Scientists have claimed that the dark matter may not be part of a "dark sector" of particles as suggested by physicists in the past. The new claim has been made by the scientists studying collisions of galaxy clusters.

The scientists said that after the collision of the clusters of galaxies, the hot gas that fills the space between the stars in those galaxies also collides and splatters in all directions with a motion akin to splashes of water. Around 90 percent of the matter in galaxy clusters is made of dark matter but the question is does it splatter like water as well?

But the new study has found that dark matter does not splatter when clusters of galaxies collide, and this finding limits the kinds of particles that can make up dark matter.
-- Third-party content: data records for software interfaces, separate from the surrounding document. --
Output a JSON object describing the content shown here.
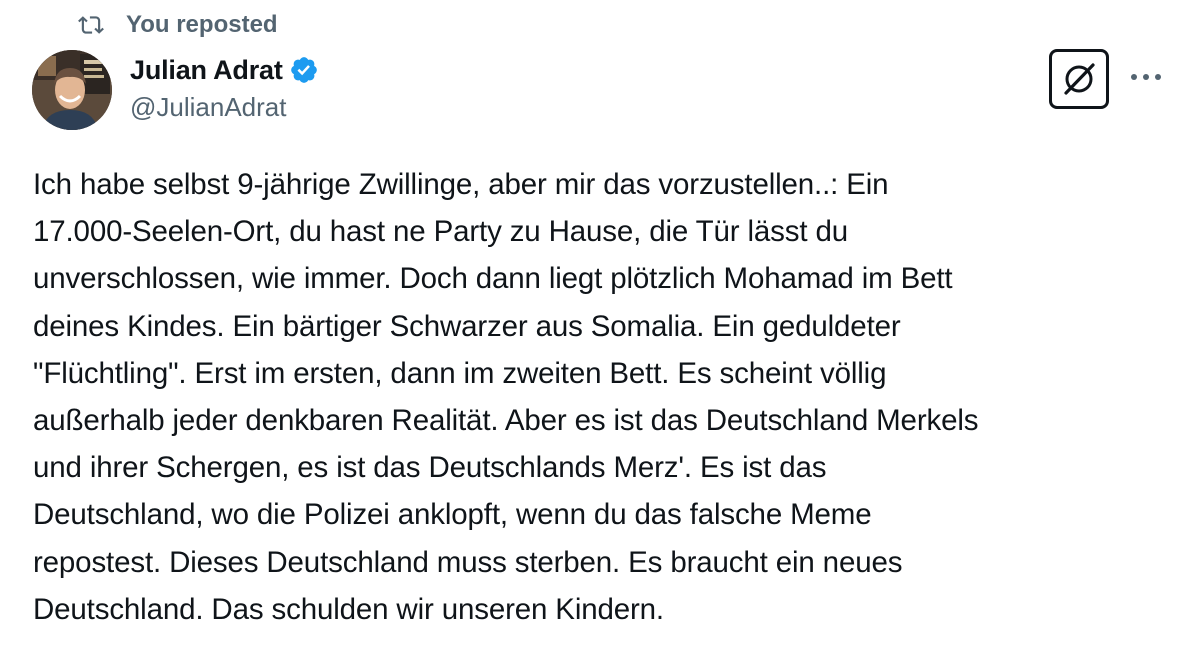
{
  "repost": {
    "label": "You reposted",
    "icon": "repost-icon"
  },
  "author": {
    "display_name": "Julian Adrat",
    "handle": "@JulianAdrat",
    "verified": true,
    "verified_color": "#1d9bf0",
    "avatar": "avatar-photo"
  },
  "actions": {
    "grok_icon": "grok-icon",
    "more_icon": "more-dots-icon"
  },
  "tweet": {
    "lines": [
      "Ich habe selbst 9-jährige Zwillinge, aber mir das vorzustellen..: Ein",
      "17.000-Seelen-Ort, du hast ne Party zu Hause, die Tür lässt du",
      "unverschlossen, wie immer. Doch dann liegt plötzlich Mohamad im Bett",
      "deines Kindes. Ein bärtiger Schwarzer aus Somalia. Ein geduldeter",
      "\"Flüchtling\". Erst im ersten, dann im zweiten Bett. Es scheint völlig",
      "außerhalb jeder denkbaren Realität. Aber es ist das Deutschland Merkels",
      "und ihrer Schergen, es ist das Deutschlands Merz'. Es ist das",
      "Deutschland, wo die Polizei anklopft, wenn du das falsche Meme",
      "repostest. Dieses Deutschland muss sterben. Es braucht ein neues",
      "Deutschland. Das schulden wir unseren Kindern."
    ]
  },
  "colors": {
    "text_primary": "#0f1419",
    "text_secondary": "#536471",
    "background": "#ffffff"
  }
}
Specifically, the authors of the new research say it is unlikely that dark matter is part of an entire "dark sector."

Our Milky Way galaxy is made up of hundreds of billions of stars, and there are hundreds of billions of galaxies in the observable universe. The space between the stars and the galaxies is filled with a lot of gas and dust. But all of those stars, galaxies, gas and dust make up only about 10 to 15 percent of the matter in the universe.

"Galaxy cluster mergers are incredibly messy. You've got the stars, the highest densities of dark matter and hot gas all swirling together," David Harvey, a postdoctoral researcher at the Swiss Federal Institute of Technology Lausanne, said.